The bus that passes by Ainokura at 7:52 is scheduled to be at Joanna station at 8:20. There is a JR train from Joanna station to Takaoka at 8:25. When I was planning for this trip, I didn’t know that virtually all trains and busses in Japan are on time, so I thought 5 minutes was not enough to get from the bus stop to the train. I therefore planned to continue using the same bus all the way to Takaoka, even though the journey was more than 1,5 hours.
When the bus arrived at Joanna station however, the bus driver seemed very surprised that we didn’t leave the bus. I assume we weren’t the first foreigners who took that bus and he did not understand why we would even consider to stay on the bus, if there was a faster train. So he was saying a lot of things to us in Japanese, none of which we understood. But when we asked “Takaoka”, he pointed at the train station and nodded and said “Hai! Hai!” (“Yes! Yes!”). So we jumped off the bus and into the station, which turned out to be very small, with only 2 tracks, and the train for Takaoka waiting on track 1.
Tip: if you take the first bus from Ainokura to Takaoka, you can safely assume that you have enough time to transfer at the Joanna station, thus saving on the bus fare (assuming you have a JR Pass).
The train departed at 8:25, but it wasn’t a speedy train at all: it stops in every station and travels 50 km/h at most. Yet, you get to Takaoka in less than an hour, which is still much faster than the bus.
Takaoka station is a lot bigger than Joanna. Our train to Kanazawa only left at 10:44, so we took the time to grab a coffee.
The Thunderbird train from Takaoka to Kanazawa goes pretty fast. Before we knew it, we arrived in Kanazawa (25 minutes).
The hotel check-in time was 2pm and as we knew by now, they don’t make any exceptions. So we left our luggage at the hotel and went to the bus station (in front of the train station).
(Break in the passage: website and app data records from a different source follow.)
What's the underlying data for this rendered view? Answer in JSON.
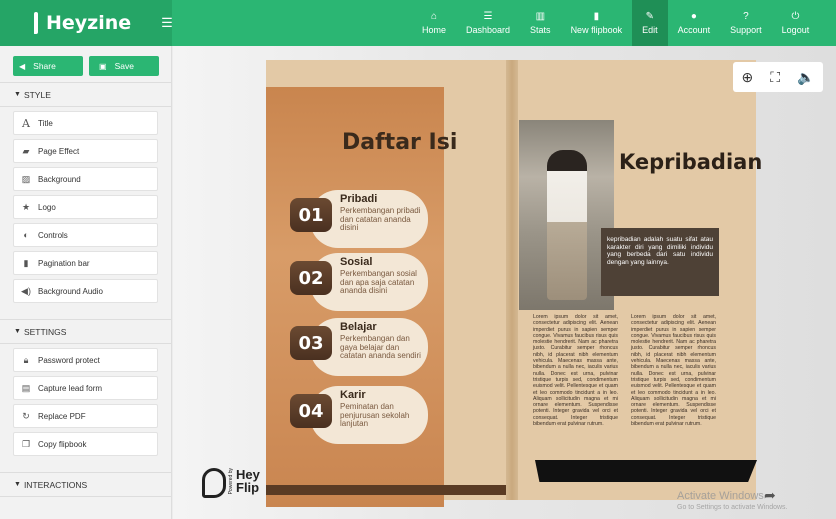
{
  "brand": {
    "name": "Heyzine"
  },
  "nav": [
    {
      "icon": "home-icon",
      "glyph": "⌂",
      "label": "Home"
    },
    {
      "icon": "dashboard-icon",
      "glyph": "☰",
      "label": "Dashboard"
    },
    {
      "icon": "stats-icon",
      "glyph": "▥",
      "label": "Stats"
    },
    {
      "icon": "new-flipbook-icon",
      "glyph": "▮",
      "label": "New flipbook"
    },
    {
      "icon": "edit-icon",
      "glyph": "✎",
      "label": "Edit"
    },
    {
      "icon": "account-icon",
      "glyph": "●",
      "label": "Account"
    },
    {
      "icon": "support-icon",
      "glyph": "?",
      "label": "Support"
    },
    {
      "icon": "logout-icon",
      "glyph": "⏻",
      "label": "Logout"
    }
  ],
  "sidebar": {
    "share_label": "Share",
    "save_label": "Save",
    "style_header": "STYLE",
    "style_items": [
      "Title",
      "Page Effect",
      "Background",
      "Logo",
      "Controls",
      "Pagination bar",
      "Background Audio"
    ],
    "settings_header": "SETTINGS",
    "settings_items": [
      "Password protect",
      "Capture lead form",
      "Replace PDF",
      "Copy flipbook"
    ],
    "interactions_header": "INTERACTIONS"
  },
  "book": {
    "left": {
      "title": "Daftar Isi",
      "items": [
        {
          "num": "01",
          "head": "Pribadi",
          "desc": "Perkembangan pribadi dan catatan ananda disini"
        },
        {
          "num": "02",
          "head": "Sosial",
          "desc": "Perkembangan sosial dan apa saja catatan ananda disini"
        },
        {
          "num": "03",
          "head": "Belajar",
          "desc": "Perkembangan dan gaya belajar dan catatan ananda sendiri"
        },
        {
          "num": "04",
          "head": "Karir",
          "desc": "Peminatan dan penjurusan sekolah lanjutan"
        }
      ]
    },
    "right": {
      "title": "Kepribadian",
      "box_text": "kepribadian adalah suatu sifat atau karakter diri yang dimiliki individu yang berbeda dari satu individu dengan yang lainnya.",
      "lorem": "Lorem ipsum dolor sit amet, consectetur adipiscing elit. Aenean imperdiet purus in sapien semper congue. Vivamus faucibus risus quis molestie hendrerit. Nam ac pharetra justo. Curabitur semper rhoncus nibh, id placerat nibh elementum vehicula. Maecenas massa ante, bibendum a nulla nec, iaculis varius nulla. Donec est urna, pulvinar tristique turpis sed, condimentum euismod velit. Pellentesque et quam et leo commodo tincidunt a in leo. Aliquam sollicitudin magna et mi ornare elementum. Suspendisse potenti. Integer gravida vel orci et consequat. Integer tristique bibendum erat pulvinar rutrum."
    }
  },
  "tools": {
    "zoom": "⊕",
    "fullscreen": "⛶",
    "sound": "🔈"
  },
  "footer_logo": {
    "text1": "Hey",
    "text2": "Flip",
    "vertical": "Powered by"
  },
  "watermark": {
    "title": "Activate Windows",
    "sub": "Go to Settings to activate Windows."
  }
}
Kanazawa has a very useful one-day bus pass that you can use on 3 busses that get you to most of the touristic places.
Tip: Buy a ONE DAY PASS at the bus ticket office (500 yen). It not only allows you to use the 3 main busses that go through the city, it also entitles you to a discount in a lot of places (indicated with a purple diamond on this map)
The bus system in the center of Kanazawa is very simple: you first decide which place you want to go to, then look for the closest bus stop and then take the right bus: the stops are indicated with letters and a number. The letter indicates the bus line (S for the Kenrokuen Shuttle, LL for the Kanazawa Left Loop Bus and RL for the Kanazawa Right Loop Bus). They run from approx. 8 am till 6pm. We had some difficulty in the beginning determining which bus was LL and which one RL (they both depart from bus stop #3), but the colors of the bus stops indicated on the map at the side of the bus can help: green for LL, orange for RL.
You only show you ONE DAY PASS at the driver when you get off. The bus stops are announced in Japanese and English, on a screen and verbally. What surprised me was that the bus driver always says when he or she will start driving (e.g. after stopping at a bus stop or for a red light) and even warns people that the bus will make a left or right turn. A bit overkill, if you ask me 🙂
We first went to the D.T. Suziki museum ∗∗∗ ( on Maps Kanazawa (pdf)). The building is designed by Yoshio Taniguchi (who also designed parts of MOMA (New York) and the Gallery of Horyuji (Tokyo). The architecture is stunning. It’s pure, elegant and superbly well made. The museum itself is dedicated to the Buddhist philosopher D.T. Suzuki, who is said to have introduced Zen to the Western world. The museum is very Zen as well, with just 3 rooms, a few objects, pictures and books and a design that gives you peace.
For lunch, we went to the Ishikawa Prefectural Museum of Art ( on Maps Kanazawa (pdf)). We did not go into the museum, but you can have lunch in the restaurant without the need for a ticket. The location is very nice (insert pictures) and the food excellent. Especially the sweets by master pastry chef and master chocolatier Hironobu Tsujiguchi are delicious. The café/restaurant is named after him: “Le musée de H”.
We then visited the 21st Century Museum of Contemporary Art ∗∗ ( on Maps Kanazawa (pdf)), designed by SANAA. Only half of the building was open (a new exhibition was being built), but the main attraction is “Swimming Pool”, Leandro Erlich.
If you are in Kanazawa, you have to eat sea food. So we looked for a good sushi restaurant and ended up in Morimorizushi Kanazawa-ekimaeten ∗∗∗, a kiten-zushi, restaurants where plates of sushi revolve on a conveyor belt. This one is special however, as each table has an iPad where you make your selection and the sushi is freshly made. It was definitely the best sushi I ever had. You’ll find the restaurant at the back of the 6th floor of the Kanazawa Forus shopping mall (next to the station).
When looking for the restaurant, we were amazed to see that quite a number of them are displaying all their dishes outside, made of some plastic that looks relatively authentic. It doesn’t look very tasty to me, but I assume it works for the Japanese.